In this gritty, gripping firecracker of a novel, the author of the bestselling Grant County, Georgia, series breaks thrilling new ground, weaving together the threads of a complex, multilayered story with the skill of a master craftsman. Packed with body-bending switchbacks, searing psychological suspense and human emotions, Triptych ratchets up the tension one revelation at a time as it races to a shattering and unforgettable climax.
Triptych is the first book in the Will Trent series. I previously read the third novel and loved it, so I decided to go back to the beginning.
I didn’t enjoy Triptych as much as Genesis, but I’m glad I have some backstory for Will and Angie. But, I’m getting ahead of myself.

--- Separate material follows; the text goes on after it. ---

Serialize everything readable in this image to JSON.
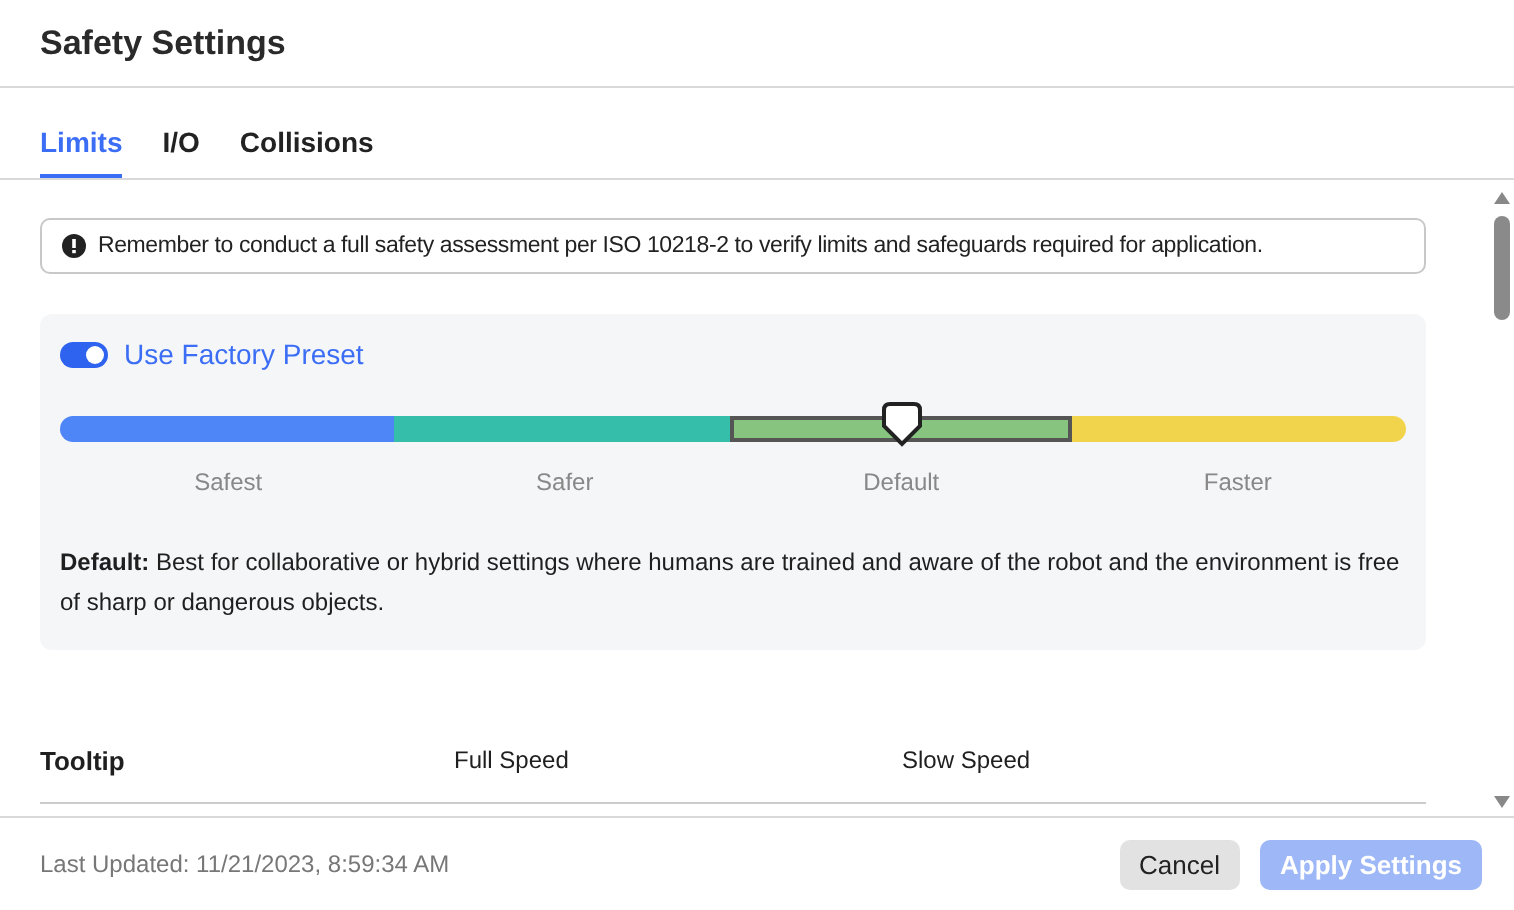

Will Trent from the GBI helps on a case where the killer cuts off a piece of the victims body. Will is forced to work with Michael Ormewood, a detective not interested in receiving help from Trent. Will reminds me Holden from Mindhunters. They’re both soft spoken, fact driven, and sometimes oblivious to things around them. Will is the reason I will keep coming back to this series.
Angie Polanski is a character I’m going to love to hate. She’s broken, jaded, and hard. Her relationship with Will is unhealthy in all the best ways. My first impression of her in the third novel has definitely changed to something more positive.
I spend more time talking about the characters rather than the mystery because Slaughter’s characters at just as complex and interesting as the mystery itself.
The reason I rated Triptych four stars instead of five is because I figured out a general sense of what was going on in the mystery without the specifics quickly. So, for a portion of the novel I was waiting for the characters to catch up. There was also a long stretch of the novel where readers get a lot of backstory and information about a single character. It’s a little slow and seemingly unimportant until the bigger picture emerges. If it wasn’t for Slaughter’s compelling writing, I would have been tempted to DNF the novel.
As with all Slaughter novels, trigger warning for almost everything.
Overall, Triptych is a great introduction to these characters with a well plotted mystery.